[Data items]
· · · · · · ·

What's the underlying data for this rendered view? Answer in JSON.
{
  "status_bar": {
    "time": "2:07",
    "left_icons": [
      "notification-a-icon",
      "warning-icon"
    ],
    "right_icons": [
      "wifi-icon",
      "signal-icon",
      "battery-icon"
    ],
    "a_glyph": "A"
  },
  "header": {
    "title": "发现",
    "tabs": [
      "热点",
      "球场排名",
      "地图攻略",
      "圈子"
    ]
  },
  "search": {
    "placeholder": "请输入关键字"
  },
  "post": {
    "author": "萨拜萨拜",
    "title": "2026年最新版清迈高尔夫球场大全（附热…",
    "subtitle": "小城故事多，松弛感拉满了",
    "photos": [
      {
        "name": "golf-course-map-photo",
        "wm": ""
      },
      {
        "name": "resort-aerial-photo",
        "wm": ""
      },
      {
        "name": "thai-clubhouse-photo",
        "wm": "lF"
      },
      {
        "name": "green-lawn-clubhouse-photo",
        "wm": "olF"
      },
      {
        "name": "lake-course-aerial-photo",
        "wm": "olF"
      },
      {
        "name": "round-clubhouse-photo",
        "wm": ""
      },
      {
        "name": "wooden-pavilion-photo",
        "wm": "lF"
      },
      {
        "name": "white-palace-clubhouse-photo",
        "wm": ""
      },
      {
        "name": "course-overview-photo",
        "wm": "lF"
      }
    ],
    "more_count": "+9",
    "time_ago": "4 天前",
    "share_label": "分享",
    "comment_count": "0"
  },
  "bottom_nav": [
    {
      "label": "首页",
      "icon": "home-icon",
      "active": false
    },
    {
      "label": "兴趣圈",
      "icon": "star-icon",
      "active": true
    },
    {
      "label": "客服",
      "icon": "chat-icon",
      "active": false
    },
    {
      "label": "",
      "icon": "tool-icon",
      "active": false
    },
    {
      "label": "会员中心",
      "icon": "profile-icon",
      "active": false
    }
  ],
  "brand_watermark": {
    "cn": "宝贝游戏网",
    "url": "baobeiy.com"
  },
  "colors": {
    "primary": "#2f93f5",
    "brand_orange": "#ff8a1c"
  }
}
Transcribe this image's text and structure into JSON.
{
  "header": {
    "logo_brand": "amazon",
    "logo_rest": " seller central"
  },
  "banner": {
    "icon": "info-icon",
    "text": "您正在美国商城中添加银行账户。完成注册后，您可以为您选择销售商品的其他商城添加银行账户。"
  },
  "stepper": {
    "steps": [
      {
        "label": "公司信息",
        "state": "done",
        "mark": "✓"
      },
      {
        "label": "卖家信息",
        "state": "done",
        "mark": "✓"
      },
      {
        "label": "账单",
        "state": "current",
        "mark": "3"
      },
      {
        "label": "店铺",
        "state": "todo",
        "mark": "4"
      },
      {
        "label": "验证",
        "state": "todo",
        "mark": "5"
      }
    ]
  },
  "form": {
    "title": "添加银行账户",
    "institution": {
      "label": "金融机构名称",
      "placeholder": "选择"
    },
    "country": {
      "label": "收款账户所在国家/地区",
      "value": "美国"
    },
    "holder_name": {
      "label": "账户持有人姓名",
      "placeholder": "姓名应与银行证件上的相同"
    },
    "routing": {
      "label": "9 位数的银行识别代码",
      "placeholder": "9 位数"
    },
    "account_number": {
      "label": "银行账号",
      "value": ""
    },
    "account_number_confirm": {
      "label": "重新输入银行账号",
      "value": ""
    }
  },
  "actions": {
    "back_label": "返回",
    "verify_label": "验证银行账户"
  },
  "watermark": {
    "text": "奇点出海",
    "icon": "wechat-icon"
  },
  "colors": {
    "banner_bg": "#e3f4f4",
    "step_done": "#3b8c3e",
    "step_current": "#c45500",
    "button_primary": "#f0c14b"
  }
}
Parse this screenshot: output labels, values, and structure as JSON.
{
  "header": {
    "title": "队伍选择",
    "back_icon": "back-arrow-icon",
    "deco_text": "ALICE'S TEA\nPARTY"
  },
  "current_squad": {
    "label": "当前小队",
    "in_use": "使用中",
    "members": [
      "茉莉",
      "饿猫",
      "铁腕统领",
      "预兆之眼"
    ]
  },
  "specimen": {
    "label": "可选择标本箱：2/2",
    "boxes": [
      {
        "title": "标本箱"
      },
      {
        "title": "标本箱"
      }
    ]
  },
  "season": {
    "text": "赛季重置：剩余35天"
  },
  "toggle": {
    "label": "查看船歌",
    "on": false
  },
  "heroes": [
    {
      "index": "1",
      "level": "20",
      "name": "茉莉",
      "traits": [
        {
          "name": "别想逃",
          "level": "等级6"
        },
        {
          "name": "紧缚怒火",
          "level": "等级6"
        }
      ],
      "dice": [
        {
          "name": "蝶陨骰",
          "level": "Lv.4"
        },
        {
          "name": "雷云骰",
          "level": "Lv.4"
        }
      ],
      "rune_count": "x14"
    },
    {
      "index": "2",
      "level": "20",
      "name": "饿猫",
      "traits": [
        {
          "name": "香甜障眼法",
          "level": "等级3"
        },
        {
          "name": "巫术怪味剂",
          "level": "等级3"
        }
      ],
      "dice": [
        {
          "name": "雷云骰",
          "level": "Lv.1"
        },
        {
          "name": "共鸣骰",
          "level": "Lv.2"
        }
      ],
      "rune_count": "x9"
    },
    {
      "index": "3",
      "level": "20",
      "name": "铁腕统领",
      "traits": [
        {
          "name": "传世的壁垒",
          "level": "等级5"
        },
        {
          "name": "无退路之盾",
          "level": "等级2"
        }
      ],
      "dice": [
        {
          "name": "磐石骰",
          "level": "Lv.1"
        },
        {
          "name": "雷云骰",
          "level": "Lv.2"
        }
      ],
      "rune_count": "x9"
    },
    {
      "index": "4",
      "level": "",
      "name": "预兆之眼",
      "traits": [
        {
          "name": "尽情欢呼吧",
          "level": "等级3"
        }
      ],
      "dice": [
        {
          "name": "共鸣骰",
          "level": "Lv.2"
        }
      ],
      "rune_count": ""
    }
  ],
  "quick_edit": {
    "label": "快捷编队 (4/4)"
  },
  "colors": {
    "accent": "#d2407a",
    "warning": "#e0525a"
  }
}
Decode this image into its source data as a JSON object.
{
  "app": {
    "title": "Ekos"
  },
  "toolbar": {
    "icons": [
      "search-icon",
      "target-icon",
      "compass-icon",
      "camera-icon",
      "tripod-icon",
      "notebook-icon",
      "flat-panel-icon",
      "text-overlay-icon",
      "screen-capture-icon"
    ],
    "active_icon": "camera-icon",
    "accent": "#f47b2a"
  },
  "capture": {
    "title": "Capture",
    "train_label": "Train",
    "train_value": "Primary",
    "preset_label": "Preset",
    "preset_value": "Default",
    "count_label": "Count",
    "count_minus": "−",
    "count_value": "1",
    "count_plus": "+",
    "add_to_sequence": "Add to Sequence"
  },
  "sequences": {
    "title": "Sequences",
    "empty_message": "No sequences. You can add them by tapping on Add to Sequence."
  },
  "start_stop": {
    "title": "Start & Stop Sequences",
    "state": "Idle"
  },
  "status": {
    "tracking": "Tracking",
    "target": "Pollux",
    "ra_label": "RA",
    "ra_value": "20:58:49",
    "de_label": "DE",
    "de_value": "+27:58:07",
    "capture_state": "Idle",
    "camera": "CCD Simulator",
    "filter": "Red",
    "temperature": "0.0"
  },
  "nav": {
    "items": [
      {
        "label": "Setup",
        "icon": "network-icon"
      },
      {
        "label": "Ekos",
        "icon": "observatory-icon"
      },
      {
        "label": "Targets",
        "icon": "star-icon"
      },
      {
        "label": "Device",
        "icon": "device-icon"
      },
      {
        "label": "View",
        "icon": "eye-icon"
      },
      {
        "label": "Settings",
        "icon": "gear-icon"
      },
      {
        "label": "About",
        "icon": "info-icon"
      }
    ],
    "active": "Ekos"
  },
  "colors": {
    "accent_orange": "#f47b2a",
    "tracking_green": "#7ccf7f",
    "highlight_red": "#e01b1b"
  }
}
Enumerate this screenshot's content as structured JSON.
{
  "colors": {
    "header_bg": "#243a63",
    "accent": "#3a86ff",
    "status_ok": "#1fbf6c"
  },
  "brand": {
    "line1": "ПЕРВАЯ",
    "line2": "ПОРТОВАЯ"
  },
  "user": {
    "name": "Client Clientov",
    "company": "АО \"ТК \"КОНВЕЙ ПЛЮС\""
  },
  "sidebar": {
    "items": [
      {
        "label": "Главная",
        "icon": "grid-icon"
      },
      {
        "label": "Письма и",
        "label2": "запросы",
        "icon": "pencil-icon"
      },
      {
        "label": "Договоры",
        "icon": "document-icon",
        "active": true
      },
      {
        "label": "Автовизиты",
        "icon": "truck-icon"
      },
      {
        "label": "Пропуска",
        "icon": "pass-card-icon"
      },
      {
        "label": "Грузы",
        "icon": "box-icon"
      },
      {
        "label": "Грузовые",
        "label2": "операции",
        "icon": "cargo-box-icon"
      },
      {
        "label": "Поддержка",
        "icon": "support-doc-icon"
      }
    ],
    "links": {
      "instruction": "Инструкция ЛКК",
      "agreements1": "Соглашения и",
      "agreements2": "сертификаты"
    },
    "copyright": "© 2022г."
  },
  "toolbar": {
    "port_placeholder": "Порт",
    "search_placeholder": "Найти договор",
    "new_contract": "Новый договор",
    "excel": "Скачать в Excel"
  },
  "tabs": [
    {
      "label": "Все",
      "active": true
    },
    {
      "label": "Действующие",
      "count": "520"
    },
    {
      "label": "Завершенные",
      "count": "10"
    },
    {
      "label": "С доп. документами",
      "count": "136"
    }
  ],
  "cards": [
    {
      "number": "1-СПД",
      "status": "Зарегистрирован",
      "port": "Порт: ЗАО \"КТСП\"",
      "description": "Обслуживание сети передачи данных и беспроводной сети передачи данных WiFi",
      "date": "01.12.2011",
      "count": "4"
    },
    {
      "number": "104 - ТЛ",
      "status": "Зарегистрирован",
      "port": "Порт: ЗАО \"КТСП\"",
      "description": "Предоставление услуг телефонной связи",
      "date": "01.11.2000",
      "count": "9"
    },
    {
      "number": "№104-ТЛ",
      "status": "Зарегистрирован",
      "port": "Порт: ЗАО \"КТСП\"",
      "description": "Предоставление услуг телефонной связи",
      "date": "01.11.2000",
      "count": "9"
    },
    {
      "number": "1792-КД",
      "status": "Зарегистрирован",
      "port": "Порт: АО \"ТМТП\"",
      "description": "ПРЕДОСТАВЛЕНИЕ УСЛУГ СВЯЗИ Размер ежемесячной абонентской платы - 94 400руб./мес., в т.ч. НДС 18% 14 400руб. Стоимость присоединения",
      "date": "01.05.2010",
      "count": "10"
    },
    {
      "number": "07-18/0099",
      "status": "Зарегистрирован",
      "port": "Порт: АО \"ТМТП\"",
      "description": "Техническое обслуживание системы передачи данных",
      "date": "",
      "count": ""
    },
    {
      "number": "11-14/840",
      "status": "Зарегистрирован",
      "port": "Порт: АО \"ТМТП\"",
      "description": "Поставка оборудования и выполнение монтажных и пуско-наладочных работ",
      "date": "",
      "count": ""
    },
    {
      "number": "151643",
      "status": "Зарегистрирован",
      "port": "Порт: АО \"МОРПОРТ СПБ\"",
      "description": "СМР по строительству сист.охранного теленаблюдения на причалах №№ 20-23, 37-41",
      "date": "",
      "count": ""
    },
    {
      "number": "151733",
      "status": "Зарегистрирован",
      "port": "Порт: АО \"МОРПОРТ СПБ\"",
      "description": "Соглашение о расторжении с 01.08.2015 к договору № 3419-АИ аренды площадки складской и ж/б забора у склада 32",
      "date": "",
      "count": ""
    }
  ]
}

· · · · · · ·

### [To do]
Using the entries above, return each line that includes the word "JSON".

### [Task response]
What's the underlying data for this rendered view? Answer in JSON.
Transcribe this image's text and structure into JSON.
Parse this screenshot: output labels, values, and structure as JSON.
Decode this image into its source data as a JSON object.
Enumerate this screenshot's content as structured JSON.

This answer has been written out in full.